Teach rulesTeach the example and the non-example • Describe and demonstrate specifically what you mean by each rule and what you do no mean. • Give lots of examples and non-examples of what following or not following each rule looks like. Presented by: Brent Daigle, Ph.D.
Teach rulesOpportunities to Practice the rule • Provide opportunities to practice rule following. • Provide a lot of practice. • Have the students role-play and rehearse the rules you have just explained and demonstrated. • With younger students, pretend that you are a student and have students be the teacher and decide whether or not you are following the rules. Presented by: Brent Daigle, Ph.D.
Teach rulesPraise studentsfor following rules• Give encouragement, corrective feedback, prompts, and reinforcement as needed.Presented by: Brent Daigle, Ph.D.
Teach rulesPractice more than once• Its not a one time lesson• You actively teach the rules several times – • Then go over them (actively) periodically throughout the year (as needed)• Schedule a rule-following lesson each day during the first week of school• Two or three times during the second week of school• Then pare down to only a booster session during the third and fourth weeks of school.• Many teachers find it helpful to periodically teach such booster sessions throughout the school year.Presented by: Brent Daigle, Ph.D.
rule summaryDon’t just tell - show• Show them what the rules mean by demonstrating what rule-following behaviors and rule-breaking behaviors look like Presented by: Brent Daigle, Ph.D.
rule summaryDon’t just tell - showFear of student approval • Don’t fall for the mistaken notion that setting rules will make you seem like a tyrant or a control freak to your students • People like parameters – they like to know what the rules of the game are. • setting rules communicates your expectations about student behavior and achievement. Presented by: Brent Daigle, Ph.D.
Don’t just tell - show rule summaryFear of student approvalOnly rules you enforce • Do not ever make a rule that you are not prepared to consistently enforce every time, every day • example-: no noise ever rule – that’s why it’s a bad idea. • setting a rule and then enforcing it inconsistently or haphazardly communicates a great deal to your students. • It tell them, in no uncertain terms, that there is no consistent relationship between what you say and what you do. • You definitely do not want your students to receive this message.Presented by: Brent Daigle, Ph.D.

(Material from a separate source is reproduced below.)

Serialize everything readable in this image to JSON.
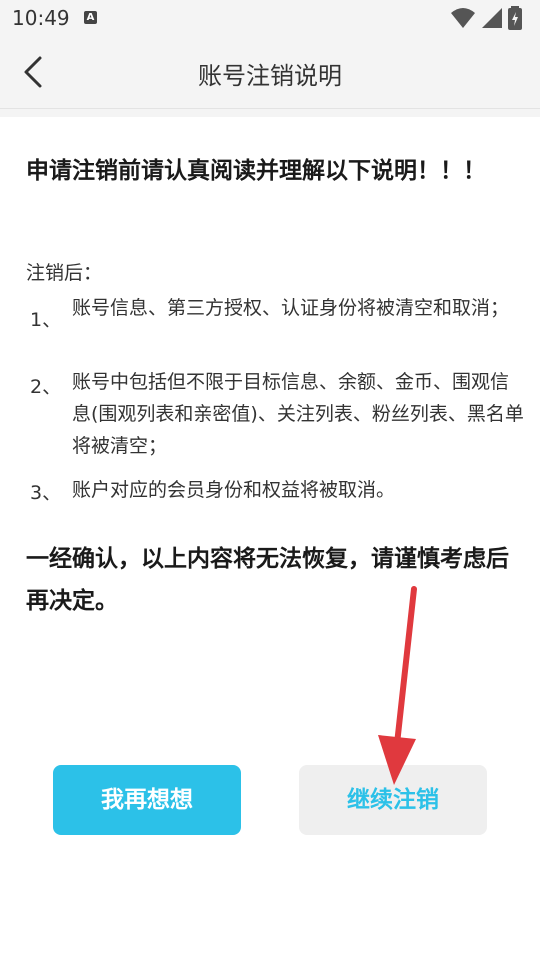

classroom proceduresImpacts learning time • Rules are a statement of what you believe to be the critical student behaviors required to help students learn • Rules are a clear statement about what you value in the classroom and what you expect from your students. • rules do not (and can not) cover every aspect of classroom life • procedures are needed to help teach your students the class routines , systems, and expectations and to ensure that learning time is maximized and that your classroom is a positive and friendly place to learn. • you get from your students what you teach them to do.Presented by: Brent Daigle, Ph.D.
classroom proceduresMultiple areas • Procedures are needed for the following areas: • Gaining your attention • Requesting your assistance • Accepting negative feedback • Manners (please, thank you, excuse me) • Behaving appropriately during free time • entering the classroom and getting to work immediately • keeping a neat and tidy work area • Turing the desk around? • Same principles as with rules – you have to actively teach procedures so students know what to expect. Presented by: Brent Daigle, Ph.D.